[Some of this is taken from Frohwalt Egerer's original linux-kernel FAQ]
What follows is a suggested procedure for reporting Linux bugs. You aren't
obliged to use the bug reporting format, it is provided as a guide to the
kind of information that can be useful to developers - no more.
If the failure includes an "OOPS:" type message in your log or on screen
please read "Documentation/oops-tracing.txt" before posting your bug
report. This explains what you should do with the "Oops" information to
make it useful to the recipient.
Send the output to the maintainer of the kernel area that seems to be
involved with the problem, and cc the relevant mailing list. Don't worry
too much about getting the wrong person. If you are unsure send it to the
person responsible for the code relevant to what you were doing. If it
occurs repeatably try and describe how to recreate it. That is worth even

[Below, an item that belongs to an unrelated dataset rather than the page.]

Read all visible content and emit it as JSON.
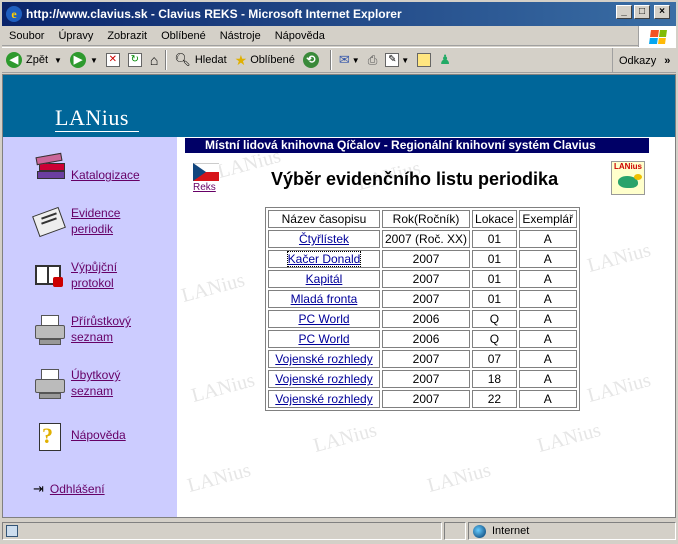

more than the oops itself. The list of maintainers and mailing lists is
in the MAINTAINERS file in this directory. If you know the file name that
causes the problem you can use the following command in this directory to

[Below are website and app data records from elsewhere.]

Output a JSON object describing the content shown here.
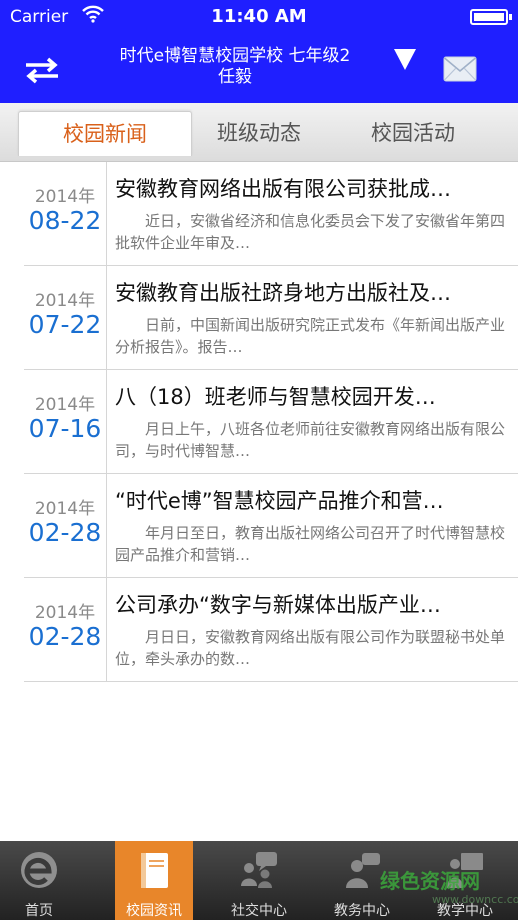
{
  "status_bar": {
    "carrier": "Carrier",
    "time": "11:40 AM"
  },
  "header": {
    "title_line1": "时代e博智慧校园学校 七年级2",
    "title_line2": "任毅",
    "swap_icon": "swap-arrows-icon",
    "dropdown_icon": "triangle-down-icon",
    "mail_icon": "envelope-icon"
  },
  "tabs": [
    {
      "label": "校园新闻",
      "active": true
    },
    {
      "label": "班级动态",
      "active": false
    },
    {
      "label": "校园活动",
      "active": false
    }
  ],
  "news": [
    {
      "year": "2014年",
      "date": "08-22",
      "title": "安徽教育网络出版有限公司获批成…",
      "summary": "近日，安徽省经济和信息化委员会下发了安徽省年第四批软件企业年审及…"
    },
    {
      "year": "2014年",
      "date": "07-22",
      "title": "安徽教育出版社跻身地方出版社及…",
      "summary": "日前，中国新闻出版研究院正式发布《年新闻出版产业分析报告》。报告…"
    },
    {
      "year": "2014年",
      "date": "07-16",
      "title": "八（18）班老师与智慧校园开发…",
      "summary": "月日上午，八班各位老师前往安徽教育网络出版有限公司，与时代博智慧…"
    },
    {
      "year": "2014年",
      "date": "02-28",
      "title": "“时代e博”智慧校园产品推介和营…",
      "summary": "年月日至日，教育出版社网络公司召开了时代博智慧校园产品推介和营销…"
    },
    {
      "year": "2014年",
      "date": "02-28",
      "title": "公司承办“数字与新媒体出版产业…",
      "summary": "月日日，安徽教育网络出版有限公司作为联盟秘书处单位，牵头承办的数…"
    }
  ],
  "tabbar": [
    {
      "label": "首页",
      "icon": "e-logo-icon",
      "active": false
    },
    {
      "label": "校园资讯",
      "icon": "book-icon",
      "active": true
    },
    {
      "label": "社交中心",
      "icon": "people-chat-icon",
      "active": false
    },
    {
      "label": "教务中心",
      "icon": "person-chat-icon",
      "active": false
    },
    {
      "label": "教学中心",
      "icon": "teacher-board-icon",
      "active": false
    }
  ],
  "watermark": {
    "text": "绿色资源网",
    "sub": "www.downcc.com"
  },
  "colors": {
    "header_bg": "#1f1fff",
    "active_tab": "#d9601a",
    "date_blue": "#1a6fd1",
    "tabbar_active": "#e8862a"
  }
}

find some of the maintainers of that file:
perl scripts/get_maintainer.pl -f <filename>
If it is a security bug, please copy the Security Contact listed in the
MAINTAINERS file. They can help coordinate bugfix and disclosure. See

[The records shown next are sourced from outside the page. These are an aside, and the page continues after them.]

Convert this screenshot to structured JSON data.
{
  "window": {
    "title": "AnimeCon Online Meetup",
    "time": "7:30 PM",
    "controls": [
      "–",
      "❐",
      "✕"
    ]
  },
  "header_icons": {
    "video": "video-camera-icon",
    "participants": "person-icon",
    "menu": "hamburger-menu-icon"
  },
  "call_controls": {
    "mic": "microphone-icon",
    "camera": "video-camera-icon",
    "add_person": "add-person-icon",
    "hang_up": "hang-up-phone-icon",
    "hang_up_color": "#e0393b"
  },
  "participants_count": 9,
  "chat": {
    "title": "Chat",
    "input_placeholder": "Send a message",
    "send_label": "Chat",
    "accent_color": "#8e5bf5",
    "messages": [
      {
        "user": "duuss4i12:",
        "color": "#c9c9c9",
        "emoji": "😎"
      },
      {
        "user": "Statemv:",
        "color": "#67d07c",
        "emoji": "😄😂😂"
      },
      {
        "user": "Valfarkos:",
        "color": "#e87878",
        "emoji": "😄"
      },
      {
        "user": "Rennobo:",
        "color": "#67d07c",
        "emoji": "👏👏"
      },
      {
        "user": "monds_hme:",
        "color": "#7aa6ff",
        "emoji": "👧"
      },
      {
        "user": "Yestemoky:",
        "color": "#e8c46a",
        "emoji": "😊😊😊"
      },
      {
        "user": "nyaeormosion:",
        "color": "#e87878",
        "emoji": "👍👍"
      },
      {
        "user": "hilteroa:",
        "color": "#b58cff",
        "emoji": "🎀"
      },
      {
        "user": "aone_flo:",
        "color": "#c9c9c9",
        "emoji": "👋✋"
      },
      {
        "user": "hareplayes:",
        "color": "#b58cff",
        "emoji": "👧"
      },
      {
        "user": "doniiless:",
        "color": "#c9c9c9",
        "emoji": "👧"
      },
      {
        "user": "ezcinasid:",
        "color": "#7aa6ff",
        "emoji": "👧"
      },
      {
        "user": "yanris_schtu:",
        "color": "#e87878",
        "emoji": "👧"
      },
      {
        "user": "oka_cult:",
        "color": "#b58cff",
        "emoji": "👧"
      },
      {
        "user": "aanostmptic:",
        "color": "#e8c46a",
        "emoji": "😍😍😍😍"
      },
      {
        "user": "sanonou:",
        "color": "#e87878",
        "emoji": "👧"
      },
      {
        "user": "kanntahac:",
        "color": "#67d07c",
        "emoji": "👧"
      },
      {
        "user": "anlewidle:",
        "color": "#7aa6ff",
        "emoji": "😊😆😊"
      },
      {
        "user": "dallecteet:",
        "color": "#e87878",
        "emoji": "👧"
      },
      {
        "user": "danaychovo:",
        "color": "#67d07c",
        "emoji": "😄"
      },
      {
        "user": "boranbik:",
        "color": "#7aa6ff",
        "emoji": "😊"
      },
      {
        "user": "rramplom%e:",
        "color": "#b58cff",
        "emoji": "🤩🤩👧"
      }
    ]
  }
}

Documentation/SecurityBugs for more information.
If you are totally stumped as to whom to send the report, send it to
firstname.lastname@example.org. (For more information on the linux-kernel
mailing list see http://www.tux.org/lkml/).
This is a suggested format for a bug report sent to the Linux kernel mailing
list. Having a standardized bug report form makes it easier for you not to
overlook things, and easier for the developers to find the pieces of
information they're really interested in. Don't feel you have to follow it.
First run the ver_linux script included as scripts/ver_linux, which
reports the version of some important subsystems. Run this script with
the command "sh scripts/ver_linux".
Use that information to fill in all fields of the bug report form, and
post it to the mailing list with a subject of "PROBLEM: <one line
summary from [1.]>" for easy identification by the developers.
[1.] One line summary of the problem:
[2.] Full description of the problem/report:
[3.] Keywords (i.e., modules, networking, kernel):
[4.] Kernel information
[4.1.] Kernel version (from /proc/version):
[4.2.] Kernel .config file:
[5.] Most recent kernel version which did not have the bug:
[6.] Output of Oops.. message (if applicable) with symbolic information
resolved (see Documentation/oops-tracing.txt)
[7.] A small shell script or example program which triggers the
problem (if possible)
[8.1.] Software (add the output of the ver_linux script here)
[8.2.] Processor information (from /proc/cpuinfo):
[8.3.] Module information (from /proc/modules):
[8.4.] Loaded driver and hardware information (/proc/ioports, /proc/iomem)
[8.5.] PCI information ('lspci -vvv' as root)
[8.6.] SCSI information (from /proc/scsi/scsi)
[8.7.] Other information that might be relevant to the problem
(please look in /proc and include all information that you
think to be relevant):
[X.] Other notes, patches, fixes, workarounds: